Items listed in a dataset:
· · · · · · ·

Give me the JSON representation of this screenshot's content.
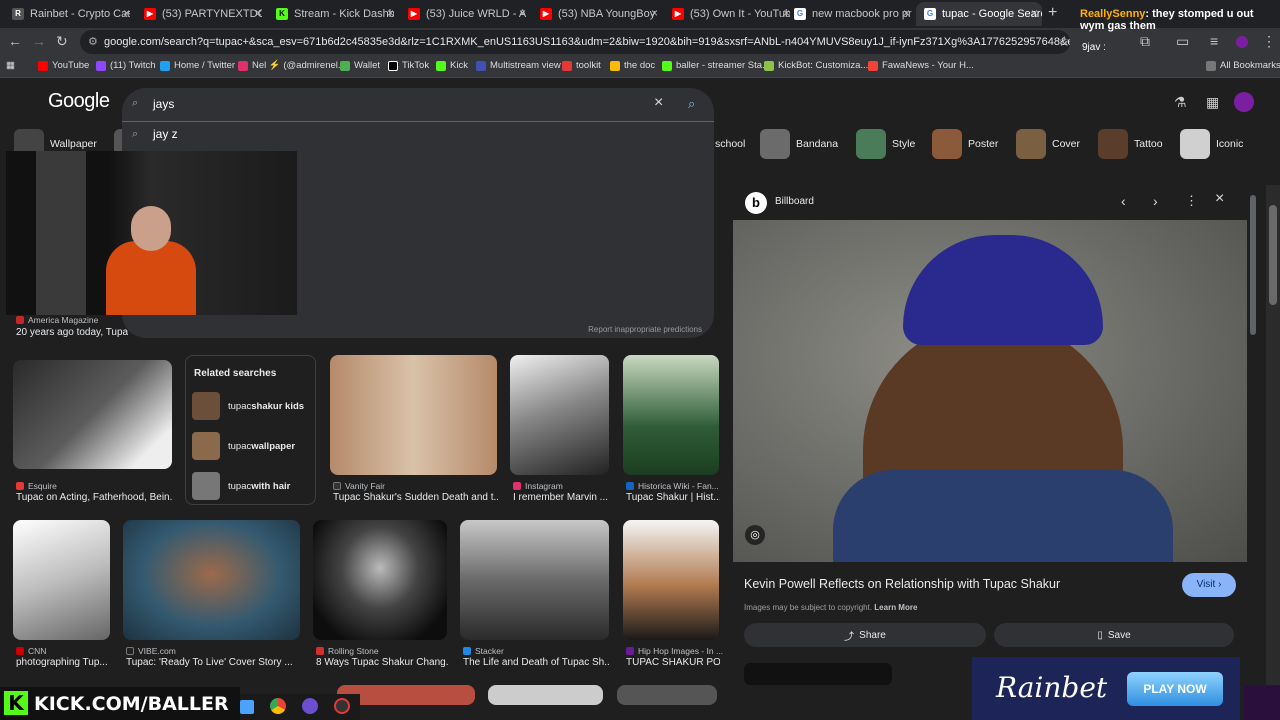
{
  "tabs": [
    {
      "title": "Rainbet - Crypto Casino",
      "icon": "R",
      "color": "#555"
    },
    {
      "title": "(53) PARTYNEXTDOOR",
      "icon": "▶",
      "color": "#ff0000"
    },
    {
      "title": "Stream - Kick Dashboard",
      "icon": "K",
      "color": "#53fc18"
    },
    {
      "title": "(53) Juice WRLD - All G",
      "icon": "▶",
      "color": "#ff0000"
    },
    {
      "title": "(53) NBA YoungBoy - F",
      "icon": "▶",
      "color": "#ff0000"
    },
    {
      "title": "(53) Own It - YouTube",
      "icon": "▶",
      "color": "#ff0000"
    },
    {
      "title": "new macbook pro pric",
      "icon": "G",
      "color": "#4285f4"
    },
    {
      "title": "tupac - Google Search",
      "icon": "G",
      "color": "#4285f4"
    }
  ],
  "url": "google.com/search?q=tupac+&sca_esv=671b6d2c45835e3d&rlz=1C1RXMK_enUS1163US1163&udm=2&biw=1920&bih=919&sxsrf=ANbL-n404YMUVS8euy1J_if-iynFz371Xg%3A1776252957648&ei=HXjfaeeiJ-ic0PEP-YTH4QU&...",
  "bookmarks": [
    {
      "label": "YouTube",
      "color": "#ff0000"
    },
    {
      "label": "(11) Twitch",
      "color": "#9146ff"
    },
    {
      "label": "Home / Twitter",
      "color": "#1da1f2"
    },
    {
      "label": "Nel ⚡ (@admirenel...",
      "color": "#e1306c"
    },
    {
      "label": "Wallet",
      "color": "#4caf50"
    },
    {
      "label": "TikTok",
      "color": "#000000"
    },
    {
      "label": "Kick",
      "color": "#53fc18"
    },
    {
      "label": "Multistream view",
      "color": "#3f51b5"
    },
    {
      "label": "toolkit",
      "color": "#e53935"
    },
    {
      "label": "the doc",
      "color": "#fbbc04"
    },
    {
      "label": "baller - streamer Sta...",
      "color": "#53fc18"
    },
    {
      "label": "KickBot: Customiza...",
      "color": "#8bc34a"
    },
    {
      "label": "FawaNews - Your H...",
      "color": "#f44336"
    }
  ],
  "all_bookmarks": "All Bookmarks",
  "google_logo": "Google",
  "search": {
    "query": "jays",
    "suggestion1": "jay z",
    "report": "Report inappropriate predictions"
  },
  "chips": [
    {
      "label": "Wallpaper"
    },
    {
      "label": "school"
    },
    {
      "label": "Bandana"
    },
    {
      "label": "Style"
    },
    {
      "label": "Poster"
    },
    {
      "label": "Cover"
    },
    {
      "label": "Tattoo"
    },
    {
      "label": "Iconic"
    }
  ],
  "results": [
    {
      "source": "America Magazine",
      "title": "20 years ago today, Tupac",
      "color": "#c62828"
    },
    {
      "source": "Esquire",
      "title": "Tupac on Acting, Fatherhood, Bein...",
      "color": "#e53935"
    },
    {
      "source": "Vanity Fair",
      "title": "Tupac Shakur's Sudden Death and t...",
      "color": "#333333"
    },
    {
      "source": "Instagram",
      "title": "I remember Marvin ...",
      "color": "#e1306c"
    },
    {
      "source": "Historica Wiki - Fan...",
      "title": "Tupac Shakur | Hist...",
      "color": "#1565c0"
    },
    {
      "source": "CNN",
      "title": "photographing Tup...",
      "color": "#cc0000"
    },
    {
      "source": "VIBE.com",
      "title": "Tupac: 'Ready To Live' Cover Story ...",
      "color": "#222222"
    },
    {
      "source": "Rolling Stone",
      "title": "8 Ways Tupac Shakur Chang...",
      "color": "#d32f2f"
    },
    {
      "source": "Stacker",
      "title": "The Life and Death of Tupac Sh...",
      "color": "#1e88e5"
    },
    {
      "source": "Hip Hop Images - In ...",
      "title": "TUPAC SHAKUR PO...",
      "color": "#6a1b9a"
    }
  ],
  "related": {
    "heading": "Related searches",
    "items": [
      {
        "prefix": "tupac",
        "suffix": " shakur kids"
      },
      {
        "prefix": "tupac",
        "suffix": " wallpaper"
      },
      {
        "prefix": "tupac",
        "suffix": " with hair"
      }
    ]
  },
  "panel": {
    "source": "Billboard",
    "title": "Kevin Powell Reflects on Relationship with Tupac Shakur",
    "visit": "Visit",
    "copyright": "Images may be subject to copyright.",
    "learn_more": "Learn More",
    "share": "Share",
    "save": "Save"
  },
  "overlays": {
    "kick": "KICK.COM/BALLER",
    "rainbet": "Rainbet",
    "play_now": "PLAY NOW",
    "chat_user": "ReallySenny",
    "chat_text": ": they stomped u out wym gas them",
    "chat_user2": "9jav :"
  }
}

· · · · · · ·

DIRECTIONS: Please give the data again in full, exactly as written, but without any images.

SOLUTION:
Give me the JSON representation of this screenshot's content.
{
  "tabs": [
    {
      "title": "Rainbet - Crypto Casino",
      "icon": "R",
      "color": "#555"
    },
    {
      "title": "(53) PARTYNEXTDOOR",
      "icon": "▶",
      "color": "#ff0000"
    },
    {
      "title": "Stream - Kick Dashboard",
      "icon": "K",
      "color": "#53fc18"
    },
    {
      "title": "(53) Juice WRLD - All G",
      "icon": "▶",
      "color": "#ff0000"
    },
    {
      "title": "(53) NBA YoungBoy - F",
      "icon": "▶",
      "color": "#ff0000"
    },
    {
      "title": "(53) Own It - YouTube",
      "icon": "▶",
      "color": "#ff0000"
    },
    {
      "title": "new macbook pro pric",
      "icon": "G",
      "color": "#4285f4"
    },
    {
      "title": "tupac - Google Search",
      "icon": "G",
      "color": "#4285f4"
    }
  ],
  "url": "google.com/search?q=tupac+&sca_esv=671b6d2c45835e3d&rlz=1C1RXMK_enUS1163US1163&udm=2&biw=1920&bih=919&sxsrf=ANbL-n404YMUVS8euy1J_if-iynFz371Xg%3A1776252957648&ei=HXjfaeeiJ-ic0PEP-YTH4QU&...",
  "bookmarks": [
    {
      "label": "YouTube",
      "color": "#ff0000"
    },
    {
      "label": "(11) Twitch",
      "color": "#9146ff"
    },
    {
      "label": "Home / Twitter",
      "color": "#1da1f2"
    },
    {
      "label": "Nel ⚡ (@admirenel...",
      "color": "#e1306c"
    },
    {
      "label": "Wallet",
      "color": "#4caf50"
    },
    {
      "label": "TikTok",
      "color": "#000000"
    },
    {
      "label": "Kick",
      "color": "#53fc18"
    },
    {
      "label": "Multistream view",
      "color": "#3f51b5"
    },
    {
      "label": "toolkit",
      "color": "#e53935"
    },
    {
      "label": "the doc",
      "color": "#fbbc04"
    },
    {
      "label": "baller - streamer Sta...",
      "color": "#53fc18"
    },
    {
      "label": "KickBot: Customiza...",
      "color": "#8bc34a"
    },
    {
      "label": "FawaNews - Your H...",
      "color": "#f44336"
    }
  ],
  "all_bookmarks": "All Bookmarks",
  "google_logo": "Google",
  "search": {
    "query": "jays",
    "suggestion1": "jay z",
    "report": "Report inappropriate predictions"
  },
  "chips": [
    {
      "label": "Wallpaper"
    },
    {
      "label": "school"
    },
    {
      "label": "Bandana"
    },
    {
      "label": "Style"
    },
    {
      "label": "Poster"
    },
    {
      "label": "Cover"
    },
    {
      "label": "Tattoo"
    },
    {
      "label": "Iconic"
    }
  ],
  "results": [
    {
      "source": "America Magazine",
      "title": "20 years ago today, Tupac",
      "color": "#c62828"
    },
    {
      "source": "Esquire",
      "title": "Tupac on Acting, Fatherhood, Bein...",
      "color": "#e53935"
    },
    {
      "source": "Vanity Fair",
      "title": "Tupac Shakur's Sudden Death and t...",
      "color": "#333333"
    },
    {
      "source": "Instagram",
      "title": "I remember Marvin ...",
      "color": "#e1306c"
    },
    {
      "source": "Historica Wiki - Fan...",
      "title": "Tupac Shakur | Hist...",
      "color": "#1565c0"
    },
    {
      "source": "CNN",
      "title": "photographing Tup...",
      "color": "#cc0000"
    },
    {
      "source": "VIBE.com",
      "title": "Tupac: 'Ready To Live' Cover Story ...",
      "color": "#222222"
    },
    {
      "source": "Rolling Stone",
      "title": "8 Ways Tupac Shakur Chang...",
      "color": "#d32f2f"
    },
    {
      "source": "Stacker",
      "title": "The Life and Death of Tupac Sh...",
      "color": "#1e88e5"
    },
    {
      "source": "Hip Hop Images - In ...",
      "title": "TUPAC SHAKUR PO...",
      "color": "#6a1b9a"
    }
  ],
  "related": {
    "heading": "Related searches",
    "items": [
      {
        "prefix": "tupac",
        "suffix": " shakur kids"
      },
      {
        "prefix": "tupac",
        "suffix": " wallpaper"
      },
      {
        "prefix": "tupac",
        "suffix": " with hair"
      }
    ]
  },
  "panel": {
    "source": "Billboard",
    "title": "Kevin Powell Reflects on Relationship with Tupac Shakur",
    "visit": "Visit",
    "copyright": "Images may be subject to copyright.",
    "learn_more": "Learn More",
    "share": "Share",
    "save": "Save"
  },
  "overlays": {
    "kick": "KICK.COM/BALLER",
    "rainbet": "Rainbet",
    "play_now": "PLAY NOW",
    "chat_user": "ReallySenny",
    "chat_text": ": they stomped u out wym gas them",
    "chat_user2": "9jav :"
  }
}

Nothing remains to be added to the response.